Pakistan facing bankruptcy
Pakistan's foreign exchange reserves are so low that the country can only afford one month of imports and faces possible bankruptcy.
By Isambard Wilkinson in Islamabad
Last Updated: 10:28PM BST 06 Oct 2008
Officially, the central bank holds $8.14 billion (£4.65 billion) of foreign currency, but if forward liabilities are included, the real reserves may be only $3 billion - enough to buy about 30 days of imports like oil and food.
Nine months ago, Pakistan had $16 bn in the coffers.
The government is engulfed by crises left behind by Pervez Musharraf, the military ruler who resigned the presidency in August. High oil prices have combined with endemic corruption and mismanagement to inflict huge damage on the economy.
Given the country's standing as a frontline state in the US-led "war on terrorism", the economic crisis has profound consequences. Pakistan already faces worsening security as the army clashes with militants in the lawless Tribal Areas on the north-west frontier with Afghanistan.
The economic crisis has already placed the future of the new government in doubt after the transition to a civilian rule. President Asif Ali Zardari has faced numerous but unproven allegations of corruption dating from the two governments led by his wife, Benazir Bhutto, who was assassinated last December.
The Wall Street Journal said that Pakistan's economic travails were "at least in part, a crisis of confidence in him".
While Mr Musharraf's prime minister, Shaukat Aziz, frequently likened Pakistan to a "Tiger economy", the former government left an economy on the brink of ruin without any durable base.
The Pakistan rupee has lost more than 21 per cent of its value so far this year and inflation now runs at 25 per cent. The rise in world prices has driven up Pakistan's food and oil bill by a third since 2007.
Efforts to defer payment for 100,000 barrels of oil supplied every day by Saudi Arabia have not yet yielded results, while the government has also failed to raise loans on favourable terms from "friendly countries".
Mr Zardari told the Wall Street Journal that Pakistan needed a bail out worth $100 billion from the international community.
"If I can't pay my own oil bill, how am I going to increase my police?" he asked. "The oil companies are asking me to pay $135 [per barrel] of oil and at the same time they want me to keep the world peaceful and Pakistan peaceful."
The ratings agency Standard and Poor's has given Pakistan's sovereign debt a grade of CCC +, which stands only a few notches above the default level.
The agency gave warning that Pakistan may be unable to cover about $3 billion in upcoming debt payments.
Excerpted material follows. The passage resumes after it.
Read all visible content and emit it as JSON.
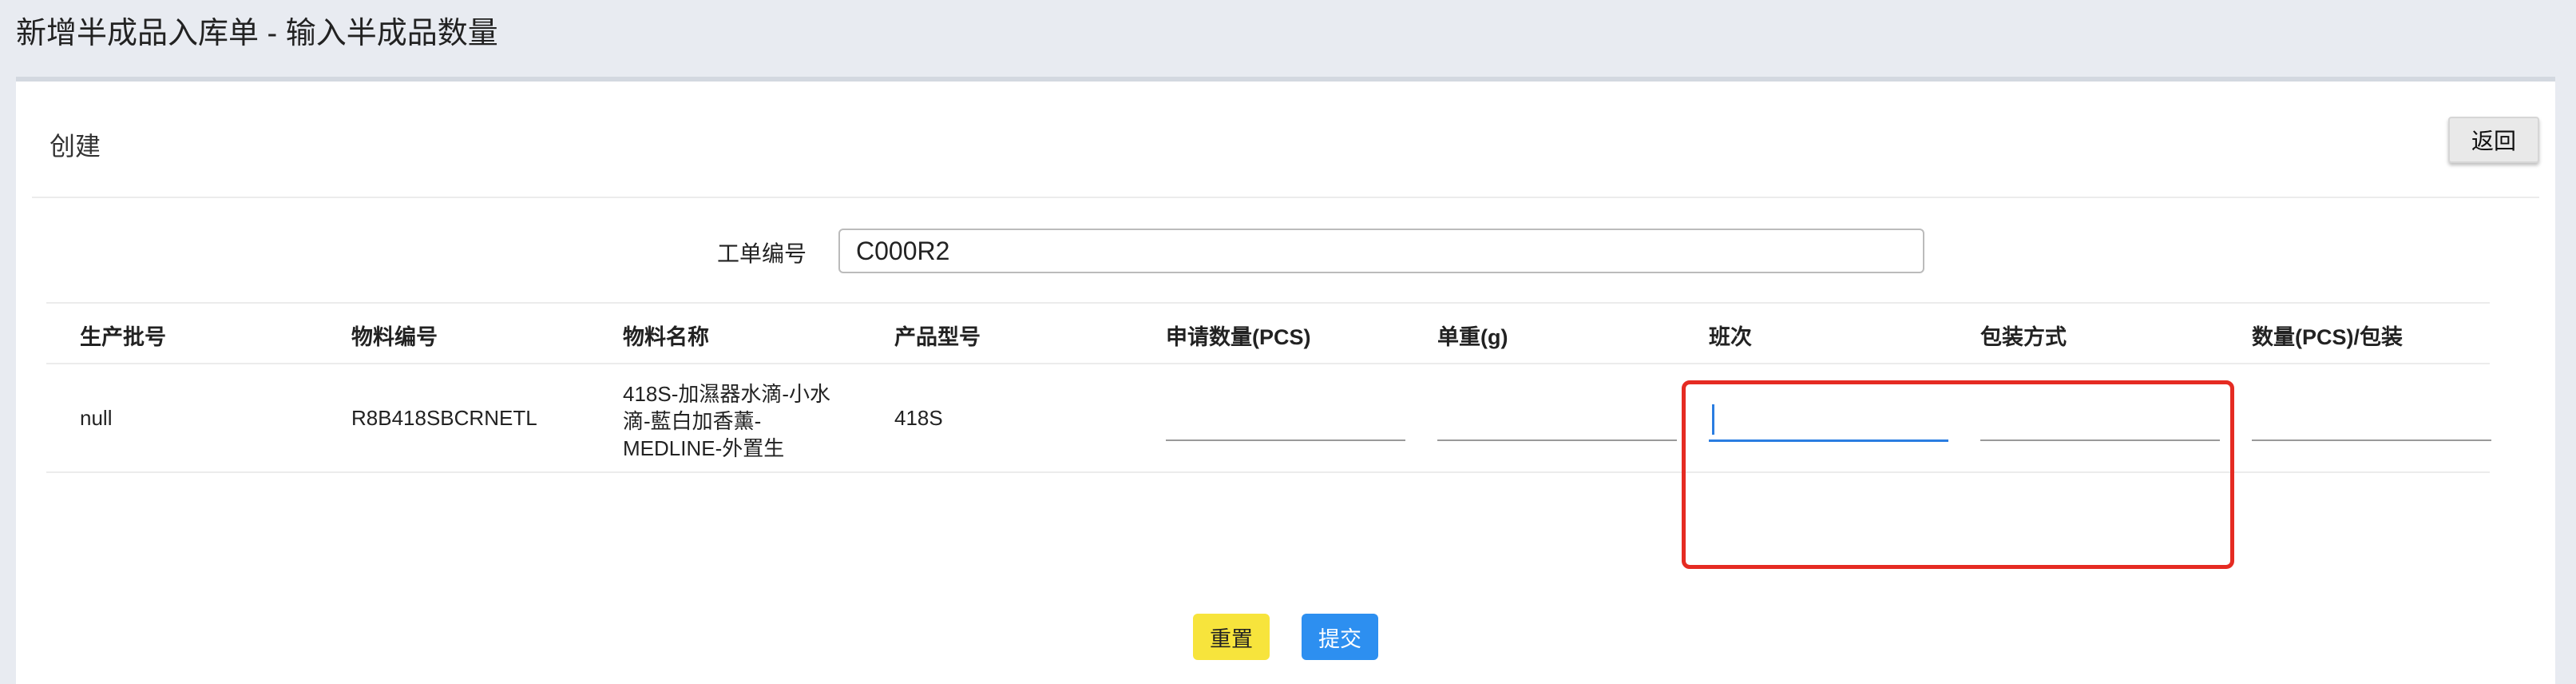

Mr Zardari is expected to ask the international community for a rescue package at a meeting in Abu Dhabi next month.
This gathering will determine whether the West is willing to bail out Pakistan.